In July it was hot, hot, HOT and I did a lot of hand walking my horses, getting Gwen more comfortable with the outside world.

I also figured out that I had missed some things clicker training Coriander and set out to teach him some new skills and make sure he understood the process.

In August I went to trimming school and well and truly learned how to trim hooves the right way, it was an awesome experience. Plus- donkeys!

In September I received my beautiful Ansur saddle that I am completely in love with. It's been on five horses so far and they've all liked it. It is amazing.

Unfortunately it also showed me something I had been trying to ignore for months- that my old Crosby was hurting Coriander, which he tried to tell me by running away every time I went to put it on his back. He still tenses up to run sometimes when I bring out the Ansur, which makes me really sad, but once the saddle is on his back he breathes a sigh of relief. He'll never wear the Crosby again.

In September I also got back on Gwen after the bucking incident and reaped the rewards of all that ground driving. It made a huge difference!

In October, I made an interesting discovery about impacted bars and decided that I needed to further my education so I can teach Coriander to carry himself correctly.

In November I started taking dressage lessons on better educated horses than mine so I could learn about contact and how a horse in self-carriage should feel. This has contributed to my last and ongoing epiphany of 2011- contact is important, and I'm learning how to use it correctly.

Also in November, I made the decision to put Coriander on vacation and focus on Gwen. Unfortunately, them living on a Christmas tree farm put a bit of a damper on my plans to ride her on the weekends but in the past week we've made a ton of progress- she trots under saddle now!
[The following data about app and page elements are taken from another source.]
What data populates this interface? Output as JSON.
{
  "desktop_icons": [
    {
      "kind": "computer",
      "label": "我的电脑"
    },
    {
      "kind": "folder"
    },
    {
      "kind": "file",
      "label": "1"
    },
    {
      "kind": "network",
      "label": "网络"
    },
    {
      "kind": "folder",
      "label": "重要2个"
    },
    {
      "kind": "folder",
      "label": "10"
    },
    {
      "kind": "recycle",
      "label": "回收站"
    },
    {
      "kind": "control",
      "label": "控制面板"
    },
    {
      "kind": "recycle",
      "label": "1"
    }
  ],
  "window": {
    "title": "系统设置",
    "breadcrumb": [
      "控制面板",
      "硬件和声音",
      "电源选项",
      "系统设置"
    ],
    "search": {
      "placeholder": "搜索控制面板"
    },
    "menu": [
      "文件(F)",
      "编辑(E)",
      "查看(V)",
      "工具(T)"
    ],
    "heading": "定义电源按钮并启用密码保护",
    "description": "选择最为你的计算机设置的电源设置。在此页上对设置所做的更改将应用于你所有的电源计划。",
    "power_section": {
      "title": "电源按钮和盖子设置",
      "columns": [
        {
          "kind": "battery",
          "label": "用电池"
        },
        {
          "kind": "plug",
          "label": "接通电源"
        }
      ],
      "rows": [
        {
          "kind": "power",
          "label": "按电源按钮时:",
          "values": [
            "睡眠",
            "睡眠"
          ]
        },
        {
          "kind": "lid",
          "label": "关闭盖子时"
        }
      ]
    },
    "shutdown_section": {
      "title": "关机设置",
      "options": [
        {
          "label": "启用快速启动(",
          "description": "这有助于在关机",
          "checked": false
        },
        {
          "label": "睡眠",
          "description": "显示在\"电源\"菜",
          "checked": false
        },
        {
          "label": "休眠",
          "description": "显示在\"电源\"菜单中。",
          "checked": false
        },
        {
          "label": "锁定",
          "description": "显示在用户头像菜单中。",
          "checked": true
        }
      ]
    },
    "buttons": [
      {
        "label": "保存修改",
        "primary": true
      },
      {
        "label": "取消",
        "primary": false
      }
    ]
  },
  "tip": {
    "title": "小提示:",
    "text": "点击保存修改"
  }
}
Sure it took 11 months to get from mounting to trotting, but life is in the journey, not the destination right? And this year was quite the journey. I can't wait to see what happens in 2012!

Also- not a bone broken, that's an improvement on last year :)